then the beautiful is no longer there, the beloved is no longer
there. I use the photographic medium precisely because it inherently
reflects human and conditional reality and form. I enter into
My photographic contemplation of reality as a feeling process
— never abstracted from a feeling-relationship to human experience,
but always embracing human realities. The content of My images
is extremely intimate, humanly and sexually, and deals with
fundamental issues of existence in which people are profoundly
vulnerable and where deep consideration is required.
the making of these images is a profoundly participatory work
— not abstracting the subject from Myself, but participating
utterly. Therefore, the visual abstraction in these images is
not something separate or separative, but an expression of the
seamlessness of reality. I work to move the viewer into ecstasy
— abstracted beyond the ego's modes of perception. Ecstasy abstracts
absolutely (but not meaninglessly) — beyond all presumed "difference"
between "self" and "other."
art is created by means of My participation in the process of
realizing the beautiful, or the condition that is ecstatic.
When that condition is fully realized, one spontaneously utters,
"All of This Is Beautiful! This Is
That Which Is Beautiful."
purpose for the arts — of realizing that "All
Is Beautiful" — is the understanding that was alive in the Western
tradition in the time of Plato, as expressed in The Symposium.

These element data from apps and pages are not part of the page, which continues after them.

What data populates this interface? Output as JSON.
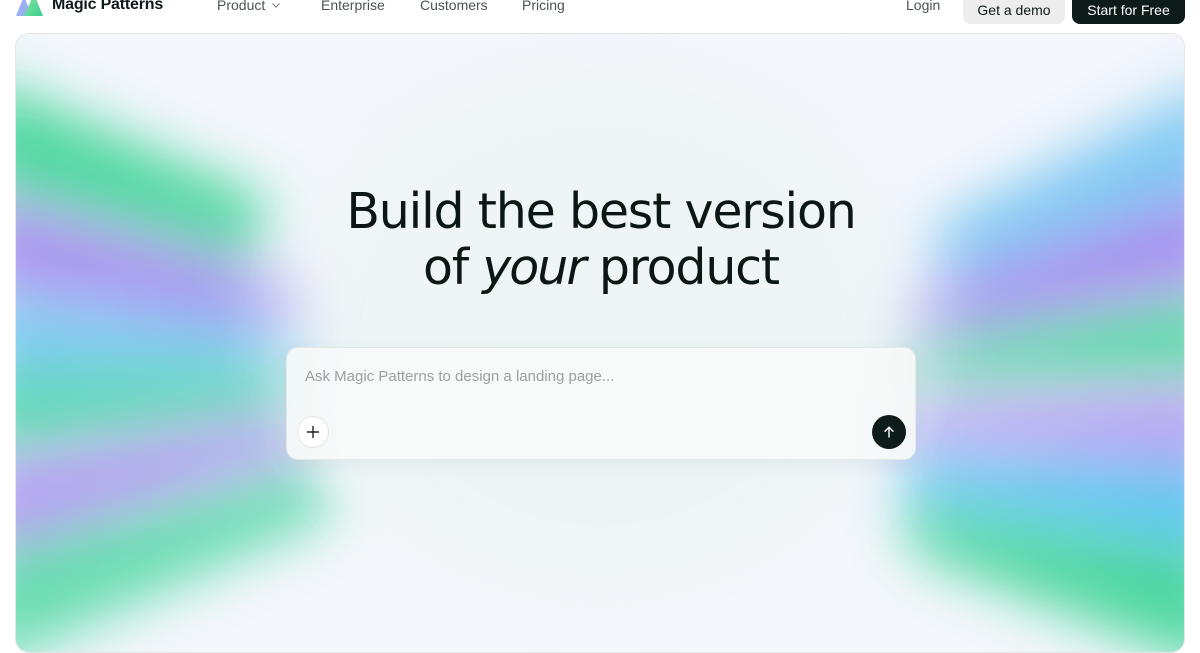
{
  "brand": {
    "name": "Magic Patterns",
    "logo_icon": "magic-patterns-logo-icon"
  },
  "nav": {
    "links": [
      {
        "label": "Product",
        "has_dropdown": true
      },
      {
        "label": "Enterprise",
        "has_dropdown": false
      },
      {
        "label": "Customers",
        "has_dropdown": false
      },
      {
        "label": "Pricing",
        "has_dropdown": false
      }
    ],
    "login_label": "Login",
    "demo_label": "Get a demo",
    "start_label": "Start for Free"
  },
  "hero": {
    "headline_line1": "Build the best version",
    "headline_line2_pre": "of",
    "headline_line2_em": "your",
    "headline_line2_post": "product"
  },
  "prompt": {
    "placeholder": "Ask Magic Patterns to design a landing page...",
    "value": "",
    "attach_icon": "plus-icon",
    "send_icon": "arrow-up-icon"
  },
  "colors": {
    "primary_dark": "#0d1c1b",
    "text": "#0b1716",
    "nav_text": "#4a5452",
    "demo_bg": "#ededed",
    "gradient_green": "#3fd49a",
    "gradient_purple": "#a98ef0",
    "gradient_blue": "#6fb4f2"
  }
}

I am thoroughly sympathetic with Plato's consideration of realizing
beauty. In the centuries since Plato, that understanding has
been degraded in the Western world, and in the common world
altogether — but that understanding remains fundamental to right
living body-mind inherently wants to realize the Matrix of life,
wants to allow the Light into the "room." Making it possible
for human beings to fulfill that impulse is what I work to do.
My images are created to be a means of participating in reality
as Fundamental Light — the world as Light, relationship as Light,
conditional light as Absolute Light.
"room" is where the "focal point" of ego happens. Ultimately,
when the camera is transcended, there is no longer any "room"
at all — but only Love-Bliss-Brightness limitlessly felt, in
vast unpatterned Joy.